Moreover, Palmyra alleges it enacted the Ordinance to comply with governmental directives issued by various bodies of the New Jersey state government. Specifically, Palmyra alleges it considered a Local Finance Notice dated November 8, 2000, entitled "Managing and Accounting for Outside Employment of Police Officers," which states that municipal police officers are permitted to serve as security officers in their off-duty hours "only if an arrangement has been made between the private persons or entities and the employing municipality." (Statement of Uncontested Material Facts, Exhibit C, Local Finance Notice at 1.) Furthermore, Palmyra contends it relied upon an August, 1989, memo from the New Jersey Division of Pensions on the subject of "Off-Duty or Outside Employment by Police Officers," which concludes that an officer not receiving his regular compensation and not performing his regular or assigned duties is not subject to the accidental disability or death provisions of the police retirement system. (Statement of Uncontested Material Facts, Exhibit E, Division of Pensions Memo.) Additionally, Palmyra alleges that Attorney General Opinion 1977-- No. 23, informed its opinion to adopt the Ordinance. (Statement of Uncontested Material Facts, Exhibit D, Opinion.) Attorney General Opinion 1977-- No. 23 states that: "A direct relationship between the policeman and the private party would violate the requirements of the Private Detective Act of 1939" but that police officers engaged in off-duty security work may do so "if arrangements are made with the employing municipality." (Id.)

During discovery, Palmyra also proffered justifications for the $45.00 per hour rate the Ordinance required outside employers to pay to Palmyra police engaged in off-duty security work.
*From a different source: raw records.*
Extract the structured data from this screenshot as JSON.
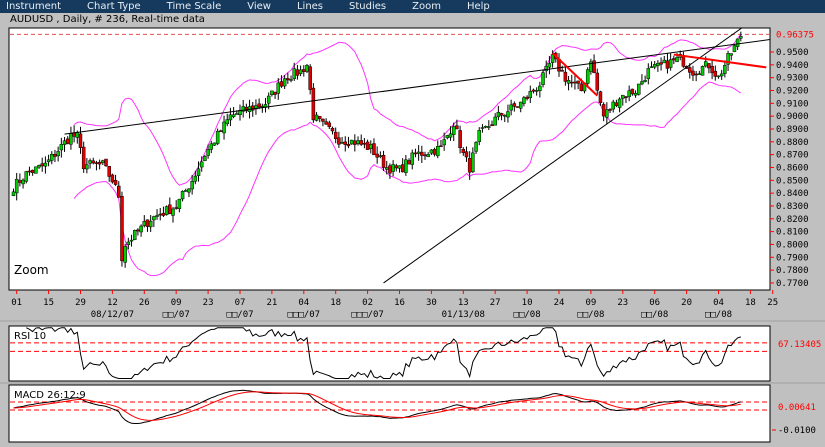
{
  "menu": [
    "Instrument",
    "Chart Type",
    "Time Scale",
    "View",
    "Lines",
    "Studies",
    "Zoom",
    "Help"
  ],
  "title": "AUDUSD , Daily, # 236, Real-time data",
  "zoom_label": "Zoom",
  "rsi_label": "RSI 10",
  "macd_label": "MACD 26:12:9",
  "rsi_value": "67.13405",
  "macd_value": "0.00641",
  "macd_axis_label": "-0.0100",
  "colors": {
    "up": "#00cc00",
    "down": "#dd0000",
    "band": "#ff33ff",
    "accent": "#ff0000",
    "menu": "#163a5e"
  },
  "chart_data": {
    "type": "candlestick",
    "symbol": "AUDUSD",
    "ylim": [
      0.765,
      0.968
    ],
    "current_price": "0.96375",
    "y_ticks": [
      "0.9500",
      "0.9400",
      "0.9300",
      "0.9200",
      "0.9100",
      "0.9000",
      "0.8900",
      "0.8800",
      "0.8700",
      "0.8600",
      "0.8500",
      "0.8400",
      "0.8300",
      "0.8200",
      "0.8100",
      "0.8000",
      "0.7900",
      "0.7800",
      "0.7700"
    ],
    "x_ticks": [
      "01",
      "15",
      "29",
      "12",
      "26",
      "09",
      "23",
      "07",
      "21",
      "04",
      "18",
      "02",
      "16",
      "30",
      "13",
      "27",
      "10",
      "24",
      "09",
      "23",
      "06",
      "20",
      "04",
      "18",
      "25"
    ],
    "x_tick_index": [
      1,
      11,
      21,
      31,
      41,
      51,
      61,
      71,
      81,
      91,
      101,
      111,
      121,
      131,
      141,
      151,
      161,
      171,
      181,
      191,
      201,
      211,
      221,
      231,
      238
    ],
    "month_labels": [
      "08/12/07",
      "□□/07",
      "□□/07",
      "□□□/07",
      "□□□/07",
      "01/13/08",
      "□□/08",
      "□□/08",
      "□□/08",
      "□□/08"
    ],
    "month_label_index": [
      31,
      51,
      71,
      91,
      111,
      141,
      161,
      181,
      201,
      221
    ],
    "candle_count": 229,
    "close_keypoints": [
      [
        0,
        0.845
      ],
      [
        4,
        0.855
      ],
      [
        10,
        0.862
      ],
      [
        18,
        0.885
      ],
      [
        20,
        0.884
      ],
      [
        22,
        0.862
      ],
      [
        28,
        0.862
      ],
      [
        31,
        0.85
      ],
      [
        33,
        0.838
      ],
      [
        34,
        0.79
      ],
      [
        35,
        0.8
      ],
      [
        43,
        0.82
      ],
      [
        51,
        0.83
      ],
      [
        56,
        0.85
      ],
      [
        60,
        0.87
      ],
      [
        68,
        0.9
      ],
      [
        73,
        0.905
      ],
      [
        79,
        0.91
      ],
      [
        85,
        0.93
      ],
      [
        90,
        0.935
      ],
      [
        92,
        0.94
      ],
      [
        94,
        0.9
      ],
      [
        96,
        0.895
      ],
      [
        102,
        0.882
      ],
      [
        107,
        0.88
      ],
      [
        112,
        0.875
      ],
      [
        117,
        0.86
      ],
      [
        121,
        0.858
      ],
      [
        126,
        0.87
      ],
      [
        134,
        0.875
      ],
      [
        138,
        0.895
      ],
      [
        141,
        0.87
      ],
      [
        143,
        0.86
      ],
      [
        146,
        0.885
      ],
      [
        152,
        0.9
      ],
      [
        159,
        0.91
      ],
      [
        165,
        0.925
      ],
      [
        169,
        0.945
      ],
      [
        173,
        0.93
      ],
      [
        178,
        0.92
      ],
      [
        181,
        0.945
      ],
      [
        183,
        0.92
      ],
      [
        185,
        0.9
      ],
      [
        190,
        0.915
      ],
      [
        195,
        0.92
      ],
      [
        199,
        0.935
      ],
      [
        204,
        0.94
      ],
      [
        209,
        0.945
      ],
      [
        213,
        0.935
      ],
      [
        218,
        0.94
      ],
      [
        221,
        0.93
      ],
      [
        224,
        0.945
      ],
      [
        227,
        0.958
      ],
      [
        228,
        0.963
      ]
    ],
    "trendlines": [
      {
        "color": "#000000",
        "from": [
          16,
          0.886
        ],
        "to": [
          256,
          0.966
        ]
      },
      {
        "color": "#000000",
        "from": [
          116,
          0.77
        ],
        "to": [
          229,
          0.97
        ]
      },
      {
        "color": "#ff0000",
        "from": [
          169,
          0.949
        ],
        "to": [
          183,
          0.916
        ]
      },
      {
        "color": "#ff0000",
        "from": [
          207,
          0.948
        ],
        "to": [
          236,
          0.938
        ]
      }
    ],
    "rsi_levels": [
      70,
      60
    ],
    "indicators": [
      "Bollinger Bands 20,2",
      "RSI 10",
      "MACD 26:12:9"
    ]
  }
}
In his deposition, Palmyra's mayor testified that other towns with similar ordinances required similar compensation, and that $45.00 per hour reflects the average overtime salary that an officer exceeding a forty-hour work week would be paid. (Statement of Uncontested Material Facts, Exhibit B, Deposition of John Gural at ...

Buy This Entire Record For $7.95

Download the entire decision to receive the complete text, official citation,
docket number, dissents and concurrences, and footnotes for this case.

Learn more about what you receive with purchase of this case.